**WHAT NEEDS TO BE DONE**
Using the material below, write out every entry exactly.

**DATA RECORDS**
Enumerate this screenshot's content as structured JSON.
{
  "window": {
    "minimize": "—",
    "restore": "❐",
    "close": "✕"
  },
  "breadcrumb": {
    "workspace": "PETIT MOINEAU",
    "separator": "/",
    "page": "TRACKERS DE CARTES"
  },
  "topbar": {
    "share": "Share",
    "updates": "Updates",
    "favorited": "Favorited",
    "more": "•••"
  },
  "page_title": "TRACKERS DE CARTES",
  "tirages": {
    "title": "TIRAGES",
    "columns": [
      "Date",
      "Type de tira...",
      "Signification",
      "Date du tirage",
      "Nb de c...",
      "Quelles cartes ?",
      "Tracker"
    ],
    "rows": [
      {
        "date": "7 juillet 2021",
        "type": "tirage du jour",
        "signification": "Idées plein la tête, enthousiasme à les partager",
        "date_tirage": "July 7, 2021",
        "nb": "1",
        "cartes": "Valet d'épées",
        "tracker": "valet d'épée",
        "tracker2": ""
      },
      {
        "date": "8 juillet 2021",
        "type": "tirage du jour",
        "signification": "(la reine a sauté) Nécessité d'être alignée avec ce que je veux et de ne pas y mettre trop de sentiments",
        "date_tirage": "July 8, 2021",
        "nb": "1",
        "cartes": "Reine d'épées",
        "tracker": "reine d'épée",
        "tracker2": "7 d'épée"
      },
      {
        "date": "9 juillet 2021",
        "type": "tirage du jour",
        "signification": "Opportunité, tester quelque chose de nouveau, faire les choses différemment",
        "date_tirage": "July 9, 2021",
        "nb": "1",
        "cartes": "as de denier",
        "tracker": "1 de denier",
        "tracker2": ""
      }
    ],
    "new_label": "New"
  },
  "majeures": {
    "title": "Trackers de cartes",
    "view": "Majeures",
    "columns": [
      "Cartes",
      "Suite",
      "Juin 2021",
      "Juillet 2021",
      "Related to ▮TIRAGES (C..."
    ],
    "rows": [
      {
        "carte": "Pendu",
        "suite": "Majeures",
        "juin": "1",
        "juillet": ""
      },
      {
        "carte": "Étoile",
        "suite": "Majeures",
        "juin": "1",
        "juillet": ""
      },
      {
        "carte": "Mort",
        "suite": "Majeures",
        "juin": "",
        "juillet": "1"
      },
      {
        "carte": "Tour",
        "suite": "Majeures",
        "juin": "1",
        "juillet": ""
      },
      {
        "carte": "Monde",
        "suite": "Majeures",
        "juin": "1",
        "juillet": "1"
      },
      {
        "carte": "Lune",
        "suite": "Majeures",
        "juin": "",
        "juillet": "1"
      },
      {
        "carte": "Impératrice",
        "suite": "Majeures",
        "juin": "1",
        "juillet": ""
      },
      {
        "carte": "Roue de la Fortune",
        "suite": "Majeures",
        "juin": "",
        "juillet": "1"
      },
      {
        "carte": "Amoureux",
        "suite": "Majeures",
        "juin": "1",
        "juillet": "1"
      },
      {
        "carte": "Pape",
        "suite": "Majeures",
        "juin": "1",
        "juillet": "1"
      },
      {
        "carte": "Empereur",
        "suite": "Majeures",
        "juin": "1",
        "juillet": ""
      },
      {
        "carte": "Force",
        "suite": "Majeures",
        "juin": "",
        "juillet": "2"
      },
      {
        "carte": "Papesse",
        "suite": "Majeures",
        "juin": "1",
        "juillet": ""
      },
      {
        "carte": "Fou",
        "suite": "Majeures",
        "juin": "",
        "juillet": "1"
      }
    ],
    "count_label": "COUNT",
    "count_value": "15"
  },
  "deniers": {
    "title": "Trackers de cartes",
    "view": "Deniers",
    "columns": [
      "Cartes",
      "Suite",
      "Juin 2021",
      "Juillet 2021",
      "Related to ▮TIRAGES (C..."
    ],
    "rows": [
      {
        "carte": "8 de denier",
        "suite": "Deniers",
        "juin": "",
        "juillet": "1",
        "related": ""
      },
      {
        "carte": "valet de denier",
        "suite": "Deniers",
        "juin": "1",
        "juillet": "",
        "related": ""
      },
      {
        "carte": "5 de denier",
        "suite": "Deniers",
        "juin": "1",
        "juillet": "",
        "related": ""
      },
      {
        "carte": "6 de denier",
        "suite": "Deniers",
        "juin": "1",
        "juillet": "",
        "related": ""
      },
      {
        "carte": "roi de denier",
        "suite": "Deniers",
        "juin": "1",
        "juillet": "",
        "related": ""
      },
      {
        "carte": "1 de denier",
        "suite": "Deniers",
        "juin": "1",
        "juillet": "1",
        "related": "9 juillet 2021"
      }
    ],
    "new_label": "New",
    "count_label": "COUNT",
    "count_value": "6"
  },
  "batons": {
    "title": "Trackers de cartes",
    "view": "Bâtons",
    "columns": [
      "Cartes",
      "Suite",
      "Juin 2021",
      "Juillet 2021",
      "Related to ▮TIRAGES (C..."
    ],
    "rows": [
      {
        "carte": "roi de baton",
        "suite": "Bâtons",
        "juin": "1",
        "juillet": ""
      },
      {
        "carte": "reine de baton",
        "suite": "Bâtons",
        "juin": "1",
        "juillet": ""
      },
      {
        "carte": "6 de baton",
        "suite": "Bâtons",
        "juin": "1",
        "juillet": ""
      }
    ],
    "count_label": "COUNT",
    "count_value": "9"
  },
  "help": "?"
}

**EXERCISE ANSWER**
Enumerate this screenshot's content as structured JSON.
{
  "window": {
    "minimize": "—",
    "restore": "❐",
    "close": "✕"
  },
  "breadcrumb": {
    "workspace": "PETIT MOINEAU",
    "separator": "/",
    "page": "TRACKERS DE CARTES"
  },
  "topbar": {
    "share": "Share",
    "updates": "Updates",
    "favorited": "Favorited",
    "more": "•••"
  },
  "page_title": "TRACKERS DE CARTES",
  "tirages": {
    "title": "TIRAGES",
    "columns": [
      "Date",
      "Type de tira...",
      "Signification",
      "Date du tirage",
      "Nb de c...",
      "Quelles cartes ?",
      "Tracker"
    ],
    "rows": [
      {
        "date": "7 juillet 2021",
        "type": "tirage du jour",
        "signification": "Idées plein la tête, enthousiasme à les partager",
        "date_tirage": "July 7, 2021",
        "nb": "1",
        "cartes": "Valet d'épées",
        "tracker": "valet d'épée",
        "tracker2": ""
      },
      {
        "date": "8 juillet 2021",
        "type": "tirage du jour",
        "signification": "(la reine a sauté) Nécessité d'être alignée avec ce que je veux et de ne pas y mettre trop de sentiments",
        "date_tirage": "July 8, 2021",
        "nb": "1",
        "cartes": "Reine d'épées",
        "tracker": "reine d'épée",
        "tracker2": "7 d'épée"
      },
      {
        "date": "9 juillet 2021",
        "type": "tirage du jour",
        "signification": "Opportunité, tester quelque chose de nouveau, faire les choses différemment",
        "date_tirage": "July 9, 2021",
        "nb": "1",
        "cartes": "as de denier",
        "tracker": "1 de denier",
        "tracker2": ""
      }
    ],
    "new_label": "New"
  },
  "majeures": {
    "title": "Trackers de cartes",
    "view": "Majeures",
    "columns": [
      "Cartes",
      "Suite",
      "Juin 2021",
      "Juillet 2021",
      "Related to ▮TIRAGES (C..."
    ],
    "rows": [
      {
        "carte": "Pendu",
        "suite": "Majeures",
        "juin": "1",
        "juillet": ""
      },
      {
        "carte": "Étoile",
        "suite": "Majeures",
        "juin": "1",
        "juillet": ""
      },
      {
        "carte": "Mort",
        "suite": "Majeures",
        "juin": "",
        "juillet": "1"
      },
      {
        "carte": "Tour",
        "suite": "Majeures",
        "juin": "1",
        "juillet": ""
      },
      {
        "carte": "Monde",
        "suite": "Majeures",
        "juin": "1",
        "juillet": "1"
      },
      {
        "carte": "Lune",
        "suite": "Majeures",
        "juin": "",
        "juillet": "1"
      },
      {
        "carte": "Impératrice",
        "suite": "Majeures",
        "juin": "1",
        "juillet": ""
      },
      {
        "carte": "Roue de la Fortune",
        "suite": "Majeures",
        "juin": "",
        "juillet": "1"
      },
      {
        "carte": "Amoureux",
        "suite": "Majeures",
        "juin": "1",
        "juillet": "1"
      },
      {
        "carte": "Pape",
        "suite": "Majeures",
        "juin": "1",
        "juillet": "1"
      },
      {
        "carte": "Empereur",
        "suite": "Majeures",
        "juin": "1",
        "juillet": ""
      },
      {
        "carte": "Force",
        "suite": "Majeures",
        "juin": "",
        "juillet": "2"
      },
      {
        "carte": "Papesse",
        "suite": "Majeures",
        "juin": "1",
        "juillet": ""
      },
      {
        "carte": "Fou",
        "suite": "Majeures",
        "juin": "",
        "juillet": "1"
      }
    ],
    "count_label": "COUNT",
    "count_value": "15"
  },
  "deniers": {
    "title": "Trackers de cartes",
    "view": "Deniers",
    "columns": [
      "Cartes",
      "Suite",
      "Juin 2021",
      "Juillet 2021",
      "Related to ▮TIRAGES (C..."
    ],
    "rows": [
      {
        "carte": "8 de denier",
        "suite": "Deniers",
        "juin": "",
        "juillet": "1",
        "related": ""
      },
      {
        "carte": "valet de denier",
        "suite": "Deniers",
        "juin": "1",
        "juillet": "",
        "related": ""
      },
      {
        "carte": "5 de denier",
        "suite": "Deniers",
        "juin": "1",
        "juillet": "",
        "related": ""
      },
      {
        "carte": "6 de denier",
        "suite": "Deniers",
        "juin": "1",
        "juillet": "",
        "related": ""
      },
      {
        "carte": "roi de denier",
        "suite": "Deniers",
        "juin": "1",
        "juillet": "",
        "related": ""
      },
      {
        "carte": "1 de denier",
        "suite": "Deniers",
        "juin": "1",
        "juillet": "1",
        "related": "9 juillet 2021"
      }
    ],
    "new_label": "New",
    "count_label": "COUNT",
    "count_value": "6"
  },
  "batons": {
    "title": "Trackers de cartes",
    "view": "Bâtons",
    "columns": [
      "Cartes",
      "Suite",
      "Juin 2021",
      "Juillet 2021",
      "Related to ▮TIRAGES (C..."
    ],
    "rows": [
      {
        "carte": "roi de baton",
        "suite": "Bâtons",
        "juin": "1",
        "juillet": ""
      },
      {
        "carte": "reine de baton",
        "suite": "Bâtons",
        "juin": "1",
        "juillet": ""
      },
      {
        "carte": "6 de baton",
        "suite": "Bâtons",
        "juin": "1",
        "juillet": ""
      }
    ],
    "count_label": "COUNT",
    "count_value": "9"
  },
  "help": "?"
}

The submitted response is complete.